PateWhile speaking with Guillaume, he mentions that pâté is essentially the most French food there is. And his pâté does not disappoint. It is full and robust, made with duck liver and pork, and, as Guillaume insists on telling me, “no chicken.” His secret ingredient? Brandy. The pâté  does a great job of not overwhelming the palette while still being strong enough to make it memorable.

Mushroom RisottoAnd finally, it’s time for the main entrée. I order the mushroom risotto, which comes with shiitake mushrooms, asparagus and a perfectly poached egg. I break the yolk, and watch it melt over the risotto. The risotto is creamy and rich, with just the right amount of salt. Like everything else at this restaurant, it strikes the perfect balance.

Lastly, we have the crème brûlée. It’s brought to us expertly burnt at the top. We crack it with the back of our spoons and then blend the crusted top with its creamy underlayer. Beneath the burnt top is a yogurt-like, smooth texture that, when mixed with the burnt pieces, combines texture and sweetness in all of the right ways. 

Creme BruleeIn a region like northern Michigan, where there are so many good restaurants, it can be hard to stand out. But La Bécasse does just that, due to the quality of its cuisine, the atmosphere and it’s service. 

During the COVID-19 outbreak, La Bécasse is taking extra precautions to keep everyone safe. Chef Guillaume cooks with a medical mask while cooking, (even when it’s 80 degrees out) and the rest of the restaurant staff wear masks and take safety-precautions as well. Before coming to work, all employees answer a questionnaire about their physical well-being, in order to detect any possible COVID-19 symptoms.

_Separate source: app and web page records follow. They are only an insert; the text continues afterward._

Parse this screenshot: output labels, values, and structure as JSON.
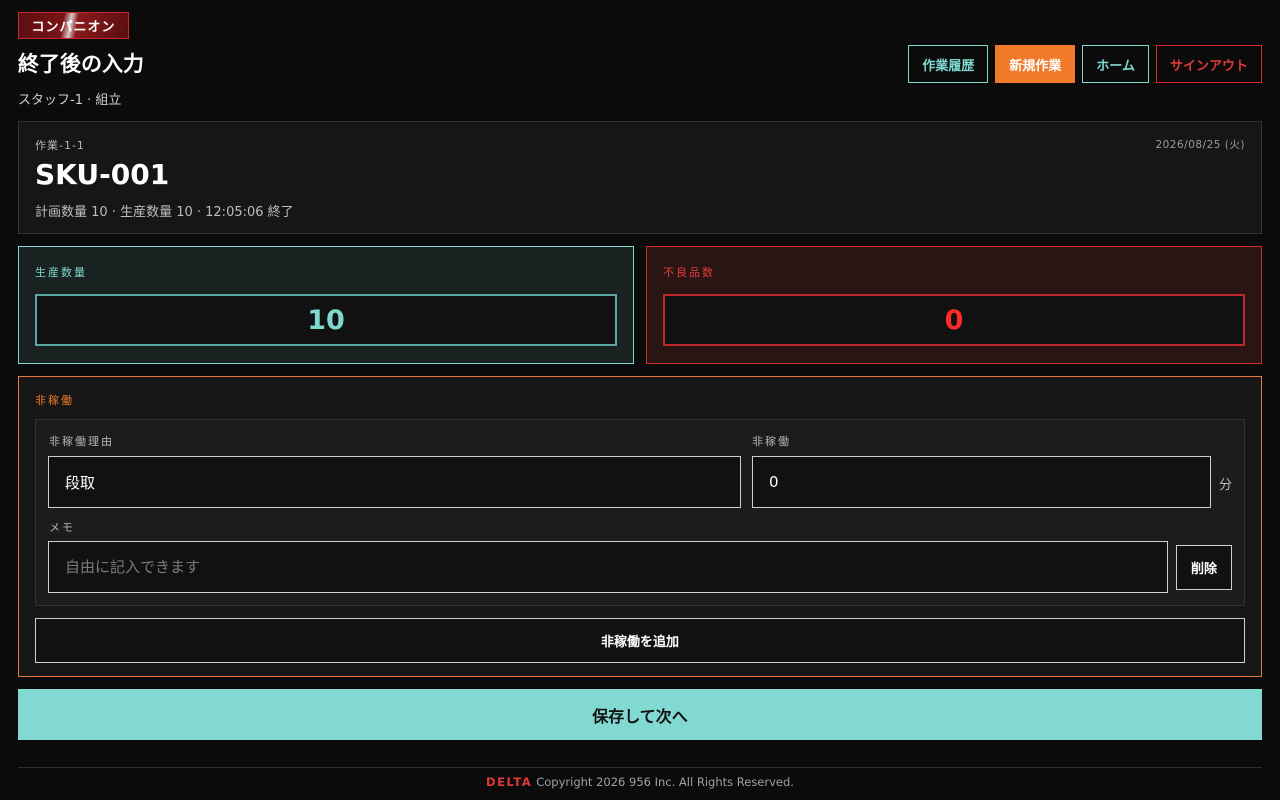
{
  "brand": {
    "badge": "コンパニオン",
    "accent": "#d52a2a"
  },
  "header": {
    "title": "終了後の入力",
    "subtitle": "スタッフ-1 · 組立"
  },
  "nav": {
    "history": "作業履歴",
    "new_job": "新規作業",
    "home": "ホーム",
    "sign_out": "サインアウト"
  },
  "job": {
    "id": "作業-1-1",
    "date": "2026/08/25 (火)",
    "sku": "SKU-001",
    "meta": "計画数量 10 · 生産数量 10 · 12:05:06 終了"
  },
  "production": {
    "label": "生産数量",
    "value": "10"
  },
  "defects": {
    "label": "不良品数",
    "value": "0"
  },
  "downtime": {
    "title": "非稼働",
    "entry": {
      "reason_label": "非稼働理由",
      "reason_value": "段取",
      "minutes_label": "非稼働",
      "minutes_value": "0",
      "minutes_unit": "分",
      "memo_label": "メモ",
      "memo_placeholder": "自由に記入できます",
      "delete_label": "削除"
    },
    "add_label": "非稼働を追加"
  },
  "actions": {
    "save_next": "保存して次へ"
  },
  "footer": {
    "brand": "DELTA",
    "copyright": "Copyright 2026 956 Inc. All Rights Reserved."
  },
  "colors": {
    "teal": "#7fd8d0",
    "orange": "#f07a2a",
    "red": "#e23a3a",
    "background": "#0b0b0b"
  }
}
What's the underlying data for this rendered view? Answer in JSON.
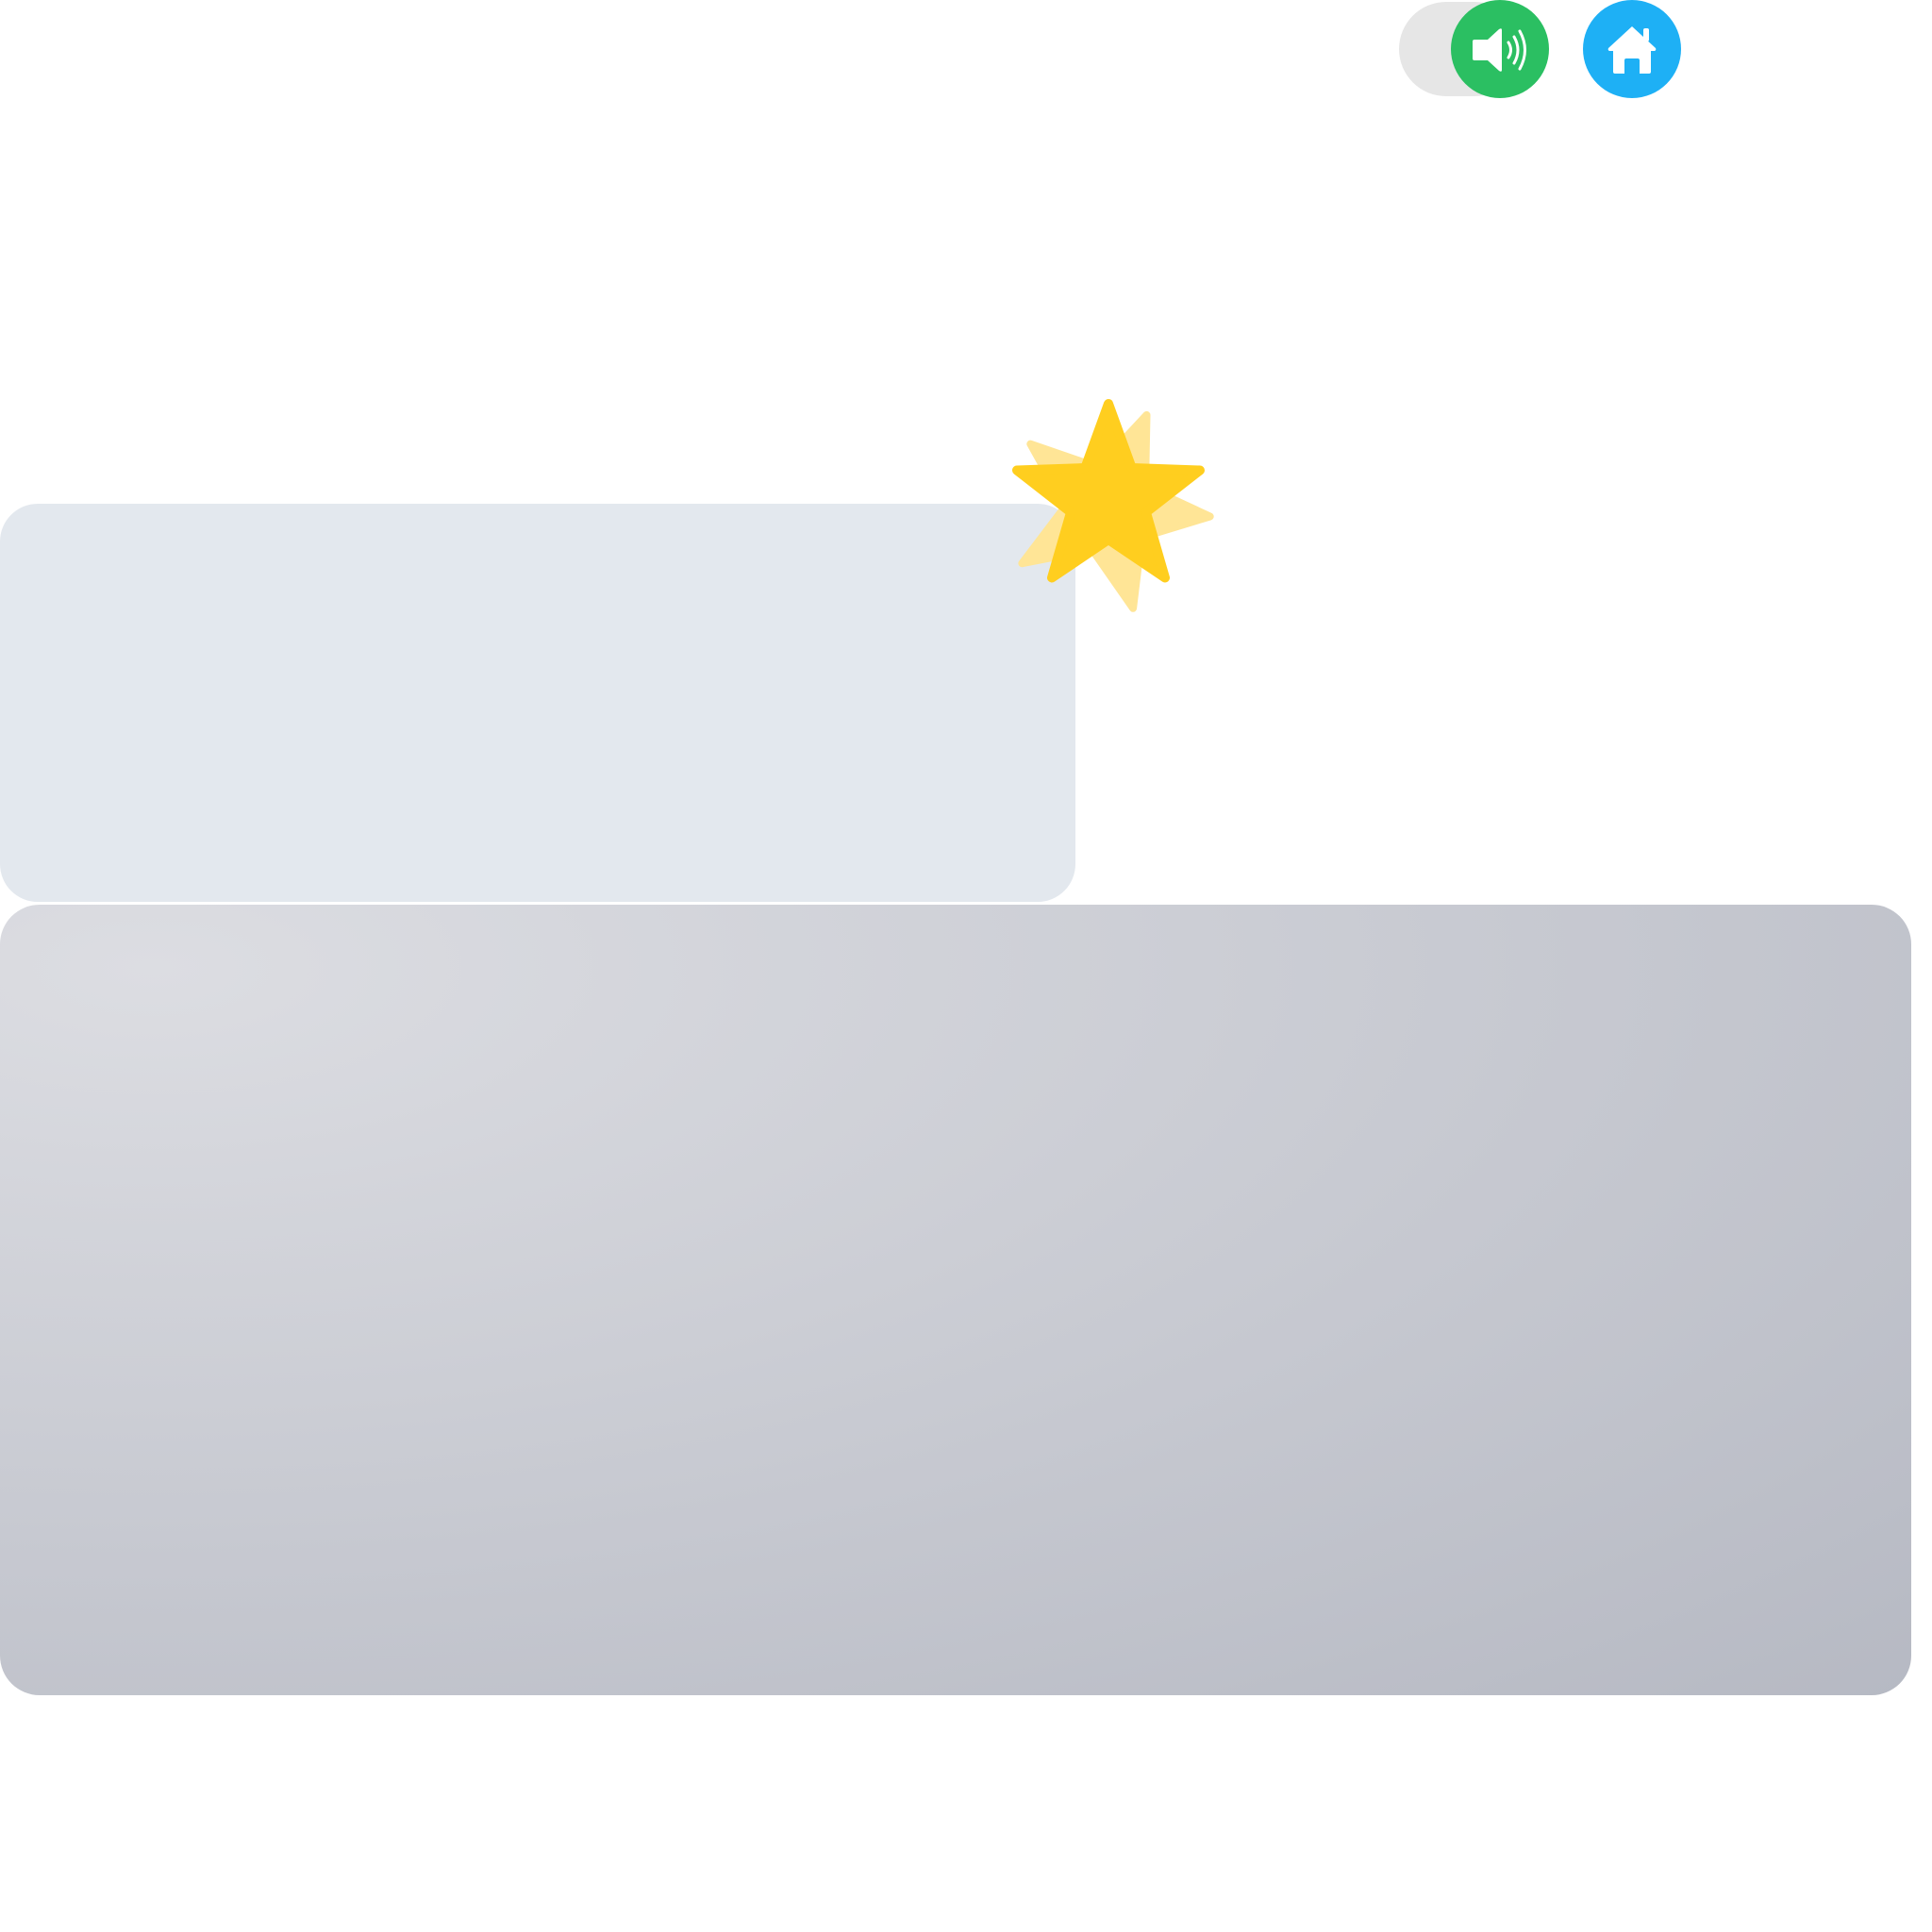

Chef Guillaume makes “maximizing people’s security a top priority” and all employees sanitize and wash their hands, tables, chairs and anything touched by patrons or staff within the restaurant, with sanitizer and bacteria-killing cleaning solvent. As we sat outside of the restaurant, I felt socially distanced from all patrons, and did not feel as if I was at a high-risk of contracting COVID-19 from any of the fellow patrons. With that being said, Chef Guillaume, has not seen a drop-off in business during the COVID-19 crisis, which is a testament to the quality of his food and the level of service from his staff.

Dinner prices range from, $26-$45 dollars. And drop down to between $4.00-$10.00 for food and $2.00-$9.00 during happy hour, which ranges from Tuesday thru Saturday from 3:00to 5:00 PM.

While at La Bécasse, I found myself feeling rather full before the entree was even served. I believe the richness and quality of the small portions created this effect. By the time we had reached the entrée, I was sold. Northern Michigan is known for having an exquisite food scene, and “La Bécasse” is a perfect example of why Northern Michigan is known as a must-visit culinary destination in the Midwest.